Things changed quickly. First RunKeeper launched its Health Graph API, or application programming interface, in 2011. Then MyFitnessPal unveiled its own API in the fall of 2012, inviting other apps to feed in calorie data. In less than six months, the number of API calls—requests made by apps to pull data from or feed data to MyFitnessPal’s servers—grew from nothing to 54 million by April 2013. (API usage has grown since then, Lee told me, though changes in tracking methodology make direct comparisons difficult.)

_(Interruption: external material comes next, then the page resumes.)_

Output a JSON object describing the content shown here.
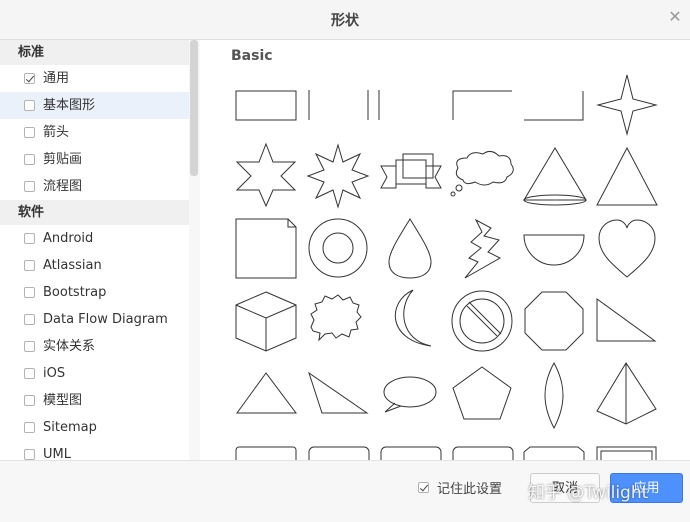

In August, MyFitnessPal drew $18 million in its first outside investment. And in November, Under Armour spent $150 million to buy MapMyFitness, which is known for its connectivity to other apps and devices (and also counts Under Armour CEO Kevin Plank as an enthusiastic user). You could say it’s proof of the value of having the right connections.

Kleiner Perkins partner Mary Meeker featured MyFitnessPal’s API growth in her annual Internet Report.

Kleiner Perkins partner Mary Meeker featured MyFitnessPal’s API growth in her annual Internet Report.

Mobiles + Wearables = Connections

What drove this API explosion? First came mobile apps. Once a company does the engineering work to have iOS and Android apps talk to its own servers, it’s not too much extra effort to open that up to outside developers.

But in the fitness space, the rise of wearable devices tracking steps, heart rate, and calories sparked a particular need for openness. Doing one-off integrations with every device out there—especially when there’s no clear winner in a crowded market full of Jawbone Ups and Nike FuelBands and Fitbits of every imaginable size and shape—would drain the resources of any app maker.

Now it seems MyFitnessPal is leveraging the growing size of its user base—more than 45 million, at last count—to spread its connections far and wide. It’s no longer limited to just tracking calories. Pact, an app which helps users place bets with themselves that they can stick to exercise and nutrition regimens, now pays you if you log your food religiously on MyFitnessPal.

Brains And Brawn

The next step for MyFitnessPal and other fitness apps is to go beyond tracking to making helpful suggestions. Lee says users have asked MyFitnessPal to have the app “nag” them—a request he’s mostly resisted, since MyFitnessPal’s unobtrusive approach has worked so far. (The mobile app recently added reminders to log my food around mealtimes, though the feature required me to opt in first.)

That may change, as MyFitnessPal gets more confident about what it can do for its users.

“We want to make the process of getting healthier easier,” Lee said. “When the motivation is higher than the barrier, that’s when consumers succeed. We’d like to get more proactive.”

The more that my apps do for me, talking to each other via APIs, the less work I have to do with my phone—and the more work I can do on my body.

I’m intrigued, for example, of the prospect of fitness apps like FitStar or RunKeeper forging tighter links with MyFitnessPal. What if FitStar boosted the time or intensity of a workout on a day after I overdid it on food? Or what if MyFitnessPal recommended that I get more carbohydrates in after a particularly grueling RunKeeper run, to replenish the glycogen in my muscles?

We’ve taken a giant leap since 2010, when fitness apps existed in their own silos and wearables were barely a glimmer. But we’ve just started to figure out where these new rails of connectivity can take us.

Photo by Shutterstock

View full post on ReadWrite

Facebook Rolls Out Donate Button, And Keeps Your Payment Information

Today Facebook announced “Donate”, a new feature that lets people give money directly through Facebook by clicking on a “Donate Now” button next to posts from nonprofit organizations. Facebook that 100 percent of your donation made through Facebook will go directly to the charity of your choice.

Of course, as Mike Isaac at AllThingsD points out, transactions will require a credit card, payment information that Facebook will keep on file and thus will have available to help tempt users into future non-charitable purchases. Assuming, of course, that users want to trust Facebook with their credit card information in the first place.

View full post on ReadWrite

Go to Top
Copyright © 1992-2014, DC2NET All rights reserved